    We should adopt a system where you are monitored when you pass and you should be limited to a certain size of engine SIMPLES!

  5. Steve

    Don’t agree with the premise of this article as you can’t legitimately generalise based on one experience or a writer’s prejudice. I know many people who have driven for years who are unsafe on the roads and others that have driven a short time who are perfect drivers.

    I took my test after six lessons then drove 1000 miles from England to Spain the day after I passed. I’ve never had an accident as I anticipate danger and drive sensibly. An element of that comes from cycling in London for 20 years, again without incident, although I have almost been knocked off by cars many times and I bet they weren’t intensive course-passed drivers.. They were just careless or incompetent or a mixture of the two.

    It’s all about concentration and how coordinated / spatially aware you are in my opinion.
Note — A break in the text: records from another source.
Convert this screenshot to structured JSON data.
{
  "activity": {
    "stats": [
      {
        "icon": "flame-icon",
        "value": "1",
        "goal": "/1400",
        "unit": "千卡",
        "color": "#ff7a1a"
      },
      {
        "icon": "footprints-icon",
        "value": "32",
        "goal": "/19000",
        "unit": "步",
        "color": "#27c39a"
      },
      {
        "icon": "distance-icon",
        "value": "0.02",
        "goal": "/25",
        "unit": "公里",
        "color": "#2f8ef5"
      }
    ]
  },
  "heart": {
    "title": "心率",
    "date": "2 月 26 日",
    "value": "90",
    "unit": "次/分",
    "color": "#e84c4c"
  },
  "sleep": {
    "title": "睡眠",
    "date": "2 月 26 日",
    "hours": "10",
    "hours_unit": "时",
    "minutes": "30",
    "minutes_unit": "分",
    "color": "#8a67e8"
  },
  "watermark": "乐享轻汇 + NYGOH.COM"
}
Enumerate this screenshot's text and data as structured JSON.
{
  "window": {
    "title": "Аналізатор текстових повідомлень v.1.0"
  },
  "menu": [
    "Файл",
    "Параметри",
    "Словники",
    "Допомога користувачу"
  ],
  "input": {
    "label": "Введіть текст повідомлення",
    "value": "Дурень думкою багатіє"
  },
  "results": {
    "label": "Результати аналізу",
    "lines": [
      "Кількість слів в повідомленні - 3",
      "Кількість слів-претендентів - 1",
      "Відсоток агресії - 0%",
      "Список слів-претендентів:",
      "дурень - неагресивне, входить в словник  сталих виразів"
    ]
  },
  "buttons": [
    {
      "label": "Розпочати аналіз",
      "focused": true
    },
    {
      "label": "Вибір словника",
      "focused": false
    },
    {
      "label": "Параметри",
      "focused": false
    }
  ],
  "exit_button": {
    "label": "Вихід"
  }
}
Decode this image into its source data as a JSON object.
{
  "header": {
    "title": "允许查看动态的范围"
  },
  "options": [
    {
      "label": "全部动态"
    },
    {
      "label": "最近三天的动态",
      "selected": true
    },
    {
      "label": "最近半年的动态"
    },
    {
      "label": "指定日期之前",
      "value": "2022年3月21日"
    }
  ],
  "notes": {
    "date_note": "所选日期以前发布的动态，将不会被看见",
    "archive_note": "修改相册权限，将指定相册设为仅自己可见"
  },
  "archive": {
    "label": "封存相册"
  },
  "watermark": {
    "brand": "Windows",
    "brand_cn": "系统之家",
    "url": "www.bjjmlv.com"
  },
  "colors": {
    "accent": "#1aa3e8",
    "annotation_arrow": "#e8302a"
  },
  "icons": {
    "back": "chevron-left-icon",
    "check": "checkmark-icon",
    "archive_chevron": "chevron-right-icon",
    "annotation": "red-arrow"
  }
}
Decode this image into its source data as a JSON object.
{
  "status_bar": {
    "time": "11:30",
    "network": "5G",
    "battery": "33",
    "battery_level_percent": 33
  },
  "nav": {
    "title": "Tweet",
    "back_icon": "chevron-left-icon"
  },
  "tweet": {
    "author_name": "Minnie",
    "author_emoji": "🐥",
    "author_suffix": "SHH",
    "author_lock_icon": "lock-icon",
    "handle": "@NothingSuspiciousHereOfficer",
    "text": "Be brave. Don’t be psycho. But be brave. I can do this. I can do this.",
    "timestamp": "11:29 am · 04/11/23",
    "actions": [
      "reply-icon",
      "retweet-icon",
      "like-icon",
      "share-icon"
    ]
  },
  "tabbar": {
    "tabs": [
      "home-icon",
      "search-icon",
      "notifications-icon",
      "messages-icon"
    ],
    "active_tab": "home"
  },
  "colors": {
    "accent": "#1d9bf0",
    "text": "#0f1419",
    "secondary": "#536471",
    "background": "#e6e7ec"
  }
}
Many people aren’t and hence the accidents.

    I believe people should face a compulsory re-test after 20 years or if they are at fault in an accident. That would get many of the bad drivers off the streets where they are a menace to society and kill or seriously injure thousands every year in the UK.

  6. Danny

    We booked our son in with these guys and they were brilliant , having never driven before they had him passed in 3 weeks and 2 days all done !!

    I dealt with all the communication as my son wouldnt have bothered , but overall a very professional outfit ,

    They know exactly what they are talking about and are very polite and if theres a problem , they asign 1 person to you and they stay with you until the problem is solved ,

    Brilliant Service Would definatly recommend
    5 Star Service

  7. Bryan Greenall

    Whether you learn to drive over longer periods like say 2 hours a week, or shorter periods due to an intensive course does not really matter for experience.
    If you take a 30 hour block crash course over 1 week and pass the test, this would really be the same as taking 30 hours over say 3 or 4 months and passing.
    So there is no lack of experience just because you take all 30 hours in a short time, and there could be an argument of information retention being better on intensive courses than say 2 hours a week over a longer period as some learners will forget certain driving techniques waiting for say 7 days between lessons and then being asked to remember what and how we did things on the previous lesson.
    I think it is all down to the individuals learning capabilities.
    Intensive is not for everybody.
    It does work.
    For me the best way of gaining experience is with private practice if there is a possibility to do this alongside driving lessons with their instructor, as it only confirms and solidifies what is being taught.
    An interesting debate with pros and cons on both sides.
    thank you for sharing.


Leave a Reply

Your email address will not be published. Required fields are marked *

You may use these HTML tags and attributes: <a href="" title=""> <abbr title=""> <acronym title=""> <b> <blockquote cite=""> <cite> <code> <del datetime=""> <em> <i> <q cite=""> <strike> <strong>